Also, the University of Georgia Bulldogs use (or at least used to) an actual live bulldog as their mascot. I think I remember reading that those dogs were always female because they were calmer in the stadium environment, but I could be mistaken.
I mean an identifiable character (human, animal, monster, or whatever) that officially represents the team for the purposes of publicity or for rallying the fans. This would include a live person in a costume but also an illustrated character that appears only in the team’s logo or other print/digital material.
Your notion of what a “duck” is is at odds with how the vast majority of English speakers on the planet use the term. Yes, it can be used to refer specifically to the female of the fowl, but this sense of the word is so specialized and rare nowadays that it has no bearing on the present discussion. (The OED does list a definition for this sense, but it includes an explanation that unlike drake, the term is generally used without distinction of sex.)
This is probably closer to what I had in mind, but were the dogs presented to the public as female? That is, did the team give the dogs a feminine name or use female pronouns to refer to them? If not, then the case isn’t so clear cut. (And it makes me wonder if any of the people inside outwardly male costumed mascots were female. I don’t think those would count as female mascots either.)
And, in fact, it’s not just modeled after Donald, but it is (or, at least originally was) the actual Donald, starting in 1947, when Oregon’s athletic director and Walt Disney himself made a handshake agreement to allow the school to use Donald Duck as their mascot. That handshake agreement eventually evolved into a formal licensing agreement between the school and the Disney company
In recent years, the costumed mascot has been “decoupled” from the Donald Duck trademark, and now does not look as much like Donald, but the represenation of the Orgeon Duck in graphics (such as on t-shirts) is still the trademarked Donald Duck.
Doesn’t look like it. The school’s actual bulldog mascot is named Uga (an abbreviation for University of Georgia); the current Uga is the tenth in the line, and it appears that most, if not all, of the Uga dogs were/are male.
Well, I did say “technically”. I’m aware most English speakers don’t make that distinction in everyday speech. It’s the closest I could think of to an answer to the OP, though.
Guess I misremembered about the Ugas being, um, girl dogs. And now thanks to kenobi, I know not only that they are male, but that, per Wikipedia,
Deceased Ugas are interred in a mausoleum near the main entrance at the southwest corner of Sanford Stadium. A bronze plaque describing each dog’s tenure and including an epitaph is engraved in front of each tomb.
It’s not the Mud Roosters, so yeah.
Though, the term “mud hen” is a colloquialism for a waterfowl species, the American coot; in that context, the term seems to be applied to both male and female birds.
The baseball team’s original ballpark was located near a marsh, which was inhabited by coots, and the team wound up with that nickname as a result.

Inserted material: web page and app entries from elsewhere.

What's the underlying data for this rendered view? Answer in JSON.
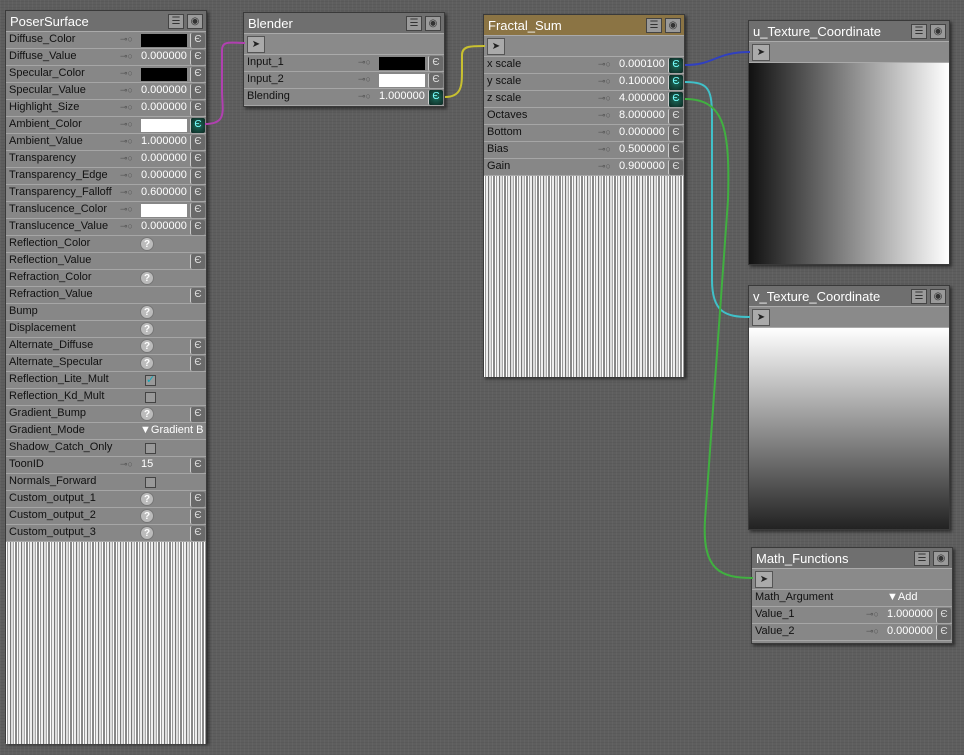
{
  "nodes": {
    "poser": {
      "title": "PoserSurface",
      "rows": [
        {
          "label": "Diffuse_Color",
          "type": "color",
          "color": "#000000",
          "plug": "off"
        },
        {
          "label": "Diffuse_Value",
          "type": "num",
          "value": "0.000000"
        },
        {
          "label": "Specular_Color",
          "type": "color",
          "color": "#000000"
        },
        {
          "label": "Specular_Value",
          "type": "num",
          "value": "0.000000"
        },
        {
          "label": "Highlight_Size",
          "type": "num",
          "value": "0.000000"
        },
        {
          "label": "Ambient_Color",
          "type": "color",
          "color": "#ffffff",
          "plug": "on"
        },
        {
          "label": "Ambient_Value",
          "type": "num",
          "value": "1.000000"
        },
        {
          "label": "Transparency",
          "type": "num",
          "value": "0.000000"
        },
        {
          "label": "Transparency_Edge",
          "type": "num",
          "value": "0.000000"
        },
        {
          "label": "Transparency_Falloff",
          "type": "num",
          "value": "0.600000"
        },
        {
          "label": "Translucence_Color",
          "type": "color",
          "color": "#ffffff"
        },
        {
          "label": "Translucence_Value",
          "type": "num",
          "value": "0.000000"
        },
        {
          "label": "Reflection_Color",
          "type": "q"
        },
        {
          "label": "Reflection_Value",
          "type": "empty"
        },
        {
          "label": "Refraction_Color",
          "type": "q"
        },
        {
          "label": "Refraction_Value",
          "type": "empty"
        },
        {
          "label": "Bump",
          "type": "q"
        },
        {
          "label": "Displacement",
          "type": "q"
        },
        {
          "label": "Alternate_Diffuse",
          "type": "q"
        },
        {
          "label": "Alternate_Specular",
          "type": "q"
        },
        {
          "label": "Reflection_Lite_Mult",
          "type": "cb",
          "checked": true
        },
        {
          "label": "Reflection_Kd_Mult",
          "type": "cb",
          "checked": false
        },
        {
          "label": "Gradient_Bump",
          "type": "q"
        },
        {
          "label": "Gradient_Mode",
          "type": "menu",
          "value": "Gradient B"
        },
        {
          "label": "Shadow_Catch_Only",
          "type": "cb",
          "checked": false
        },
        {
          "label": "ToonID",
          "type": "num",
          "value": "15"
        },
        {
          "label": "Normals_Forward",
          "type": "cb",
          "checked": false
        },
        {
          "label": "Custom_output_1",
          "type": "q"
        },
        {
          "label": "Custom_output_2",
          "type": "q"
        },
        {
          "label": "Custom_output_3",
          "type": "q"
        }
      ]
    },
    "blender": {
      "title": "Blender",
      "rows": [
        {
          "label": "Input_1",
          "type": "color",
          "color": "#000000"
        },
        {
          "label": "Input_2",
          "type": "color",
          "color": "#ffffff"
        },
        {
          "label": "Blending",
          "type": "num",
          "value": "1.000000",
          "plug": "on"
        }
      ]
    },
    "fractal": {
      "title": "Fractal_Sum",
      "rows": [
        {
          "label": "x scale",
          "type": "num",
          "value": "0.000100",
          "plug": "on"
        },
        {
          "label": "y scale",
          "type": "num",
          "value": "0.100000",
          "plug": "on"
        },
        {
          "label": "z scale",
          "type": "num",
          "value": "4.000000",
          "plug": "on"
        },
        {
          "label": "Octaves",
          "type": "num",
          "value": "8.000000"
        },
        {
          "label": "Bottom",
          "type": "num",
          "value": "0.000000"
        },
        {
          "label": "Bias",
          "type": "num",
          "value": "0.500000"
        },
        {
          "label": "Gain",
          "type": "num",
          "value": "0.900000"
        }
      ]
    },
    "utex": {
      "title": "u_Texture_Coordinate",
      "rows": []
    },
    "vtex": {
      "title": "v_Texture_Coordinate",
      "rows": []
    },
    "math": {
      "title": "Math_Functions",
      "rows": [
        {
          "label": "Math_Argument",
          "type": "menu",
          "value": "Add"
        },
        {
          "label": "Value_1",
          "type": "num",
          "value": "1.000000"
        },
        {
          "label": "Value_2",
          "type": "num",
          "value": "0.000000"
        }
      ]
    }
  },
  "wires": {
    "ambient_to_blender": "#b040b0",
    "blender_to_fractal": "#c8c030",
    "x_to_u": "#3040c0",
    "y_to_v": "#40c0c8",
    "z_to_math": "#40b040"
  }
}
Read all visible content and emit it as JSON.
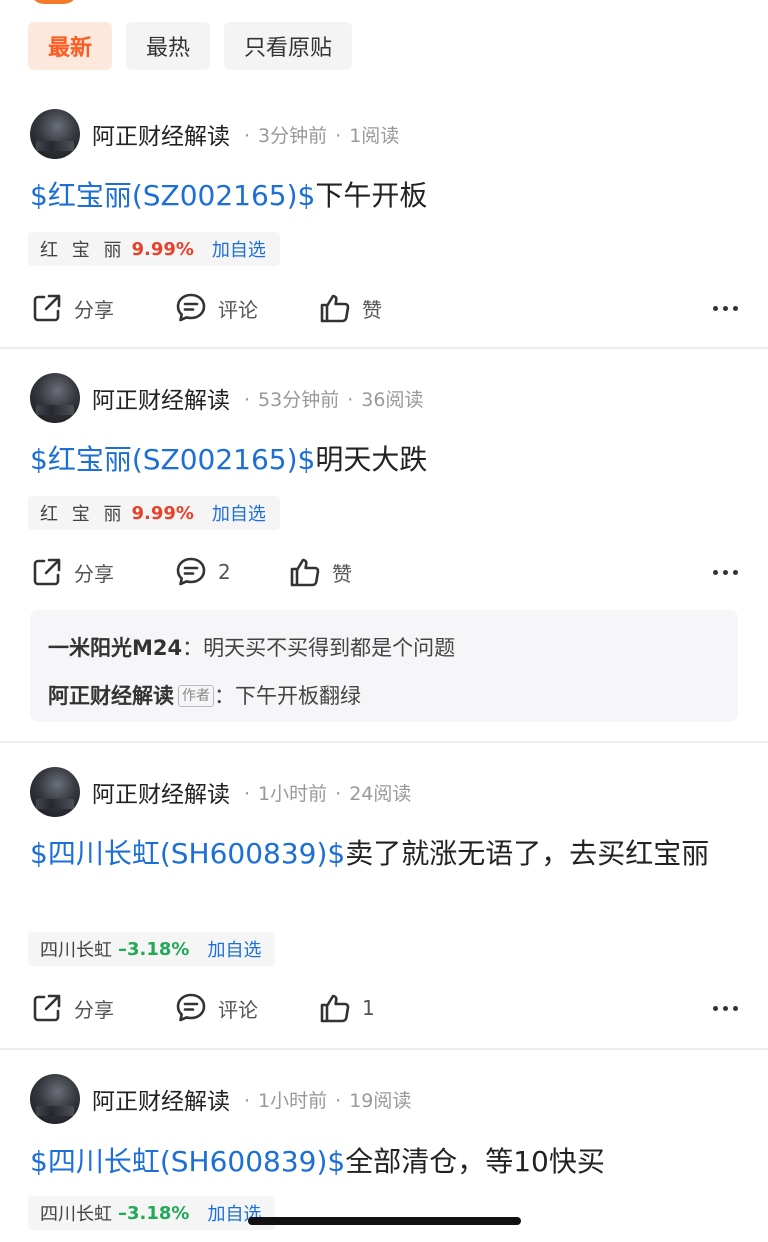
{
  "tabs": [
    {
      "label": "最新",
      "active": true
    },
    {
      "label": "最热",
      "active": false
    },
    {
      "label": "只看原贴",
      "active": false
    }
  ],
  "posts": [
    {
      "author": "阿正财经解读",
      "time": "3分钟前",
      "reads": "1阅读",
      "stock_link": "$红宝丽(SZ002165)$",
      "text": "下午开板",
      "tag": {
        "name": "红 宝 丽",
        "change": "9.99%",
        "direction": "up",
        "add": "加自选"
      },
      "actions": {
        "share": "分享",
        "comment": "评论",
        "like": "赞"
      }
    },
    {
      "author": "阿正财经解读",
      "time": "53分钟前",
      "reads": "36阅读",
      "stock_link": "$红宝丽(SZ002165)$",
      "text": "明天大跌",
      "tag": {
        "name": "红 宝 丽",
        "change": "9.99%",
        "direction": "up",
        "add": "加自选"
      },
      "actions": {
        "share": "分享",
        "comment": "2",
        "like": "赞"
      },
      "comments": [
        {
          "name": "一米阳光M24",
          "badge": "",
          "sep": "：",
          "text": "明天买不买得到都是个问题"
        },
        {
          "name": "阿正财经解读",
          "badge": "作者",
          "sep": "：",
          "text": "下午开板翻绿"
        }
      ]
    },
    {
      "author": "阿正财经解读",
      "time": "1小时前",
      "reads": "24阅读",
      "stock_link": "$四川长虹(SH600839)$",
      "text": "卖了就涨无语了，去买红宝丽",
      "tag": {
        "name": "四川长虹",
        "change": "–3.18%",
        "direction": "down",
        "add": "加自选"
      },
      "actions": {
        "share": "分享",
        "comment": "评论",
        "like": "1"
      }
    },
    {
      "author": "阿正财经解读",
      "time": "1小时前",
      "reads": "19阅读",
      "stock_link": "$四川长虹(SH600839)$",
      "text": "全部清仓，等10快买",
      "tag": {
        "name": "四川长虹",
        "change": "–3.18%",
        "direction": "down",
        "add": "加自选"
      }
    }
  ],
  "colors": {
    "accent": "#ff5a1f",
    "link": "#1d6fd8",
    "up": "#e8402a",
    "down": "#23a758"
  }
}
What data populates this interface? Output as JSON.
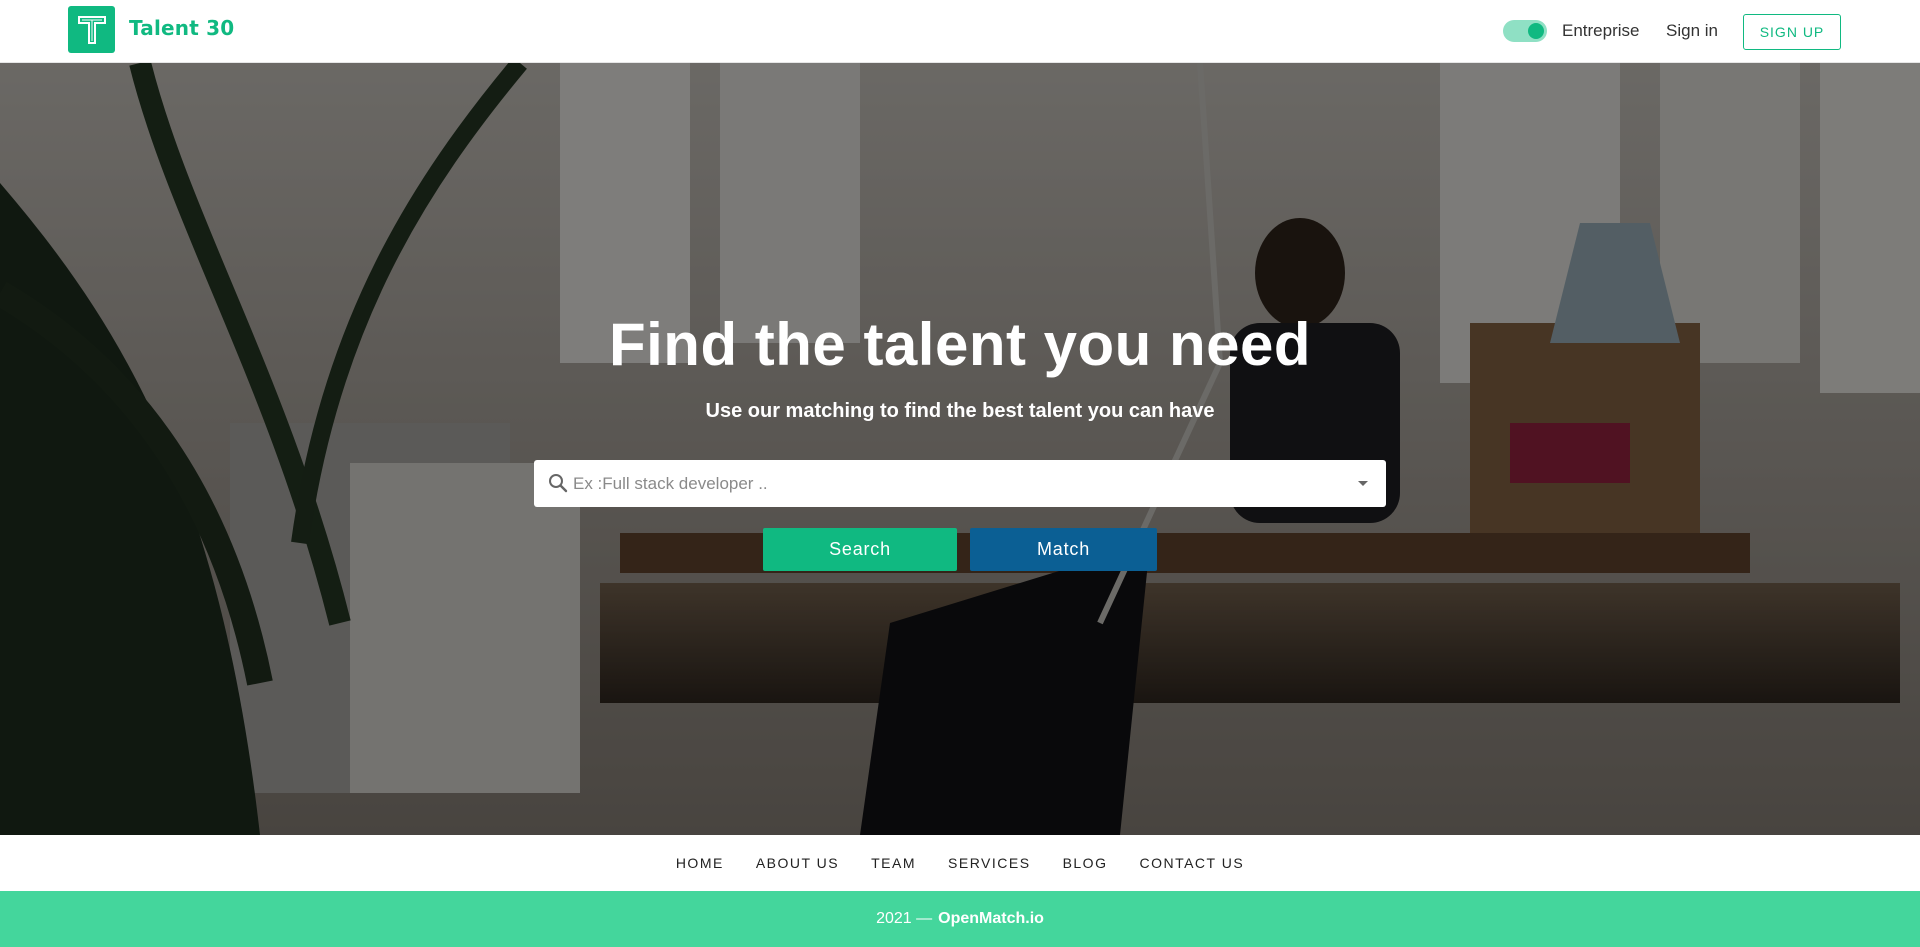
{
  "header": {
    "logo_letter": "T",
    "brand_name": "Talent 30",
    "toggle_on": true,
    "entreprise_label": "Entreprise",
    "signin_label": "Sign in",
    "signup_label": "SIGN UP"
  },
  "hero": {
    "title": "Find the talent you need",
    "subtitle": "Use our matching to find the best talent you can have",
    "search": {
      "placeholder": "Ex :Full stack developer ..",
      "value": ""
    },
    "search_button": "Search",
    "match_button": "Match"
  },
  "footer": {
    "nav": [
      "HOME",
      "ABOUT US",
      "TEAM",
      "SERVICES",
      "BLOG",
      "CONTACT US"
    ],
    "copyright_prefix": "2021 —",
    "copyright_brand": "OpenMatch.io"
  },
  "colors": {
    "brand_green": "#10b981",
    "match_blue": "#0b5f94",
    "footer_green": "#44d69c"
  },
  "icons": {
    "search": "search-icon",
    "dropdown": "chevron-down-icon",
    "logo": "talent-logo-icon"
  }
}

Speaking of hens, the University of Delaware are the “Blue Hens”.
Is there any team with a cow as a mascot?
And “Fighting Irish” doesn’t imply any particular gender, and the mascot as drawn appears to be male, but “Notre Dame” is female, for whatever that’s worth.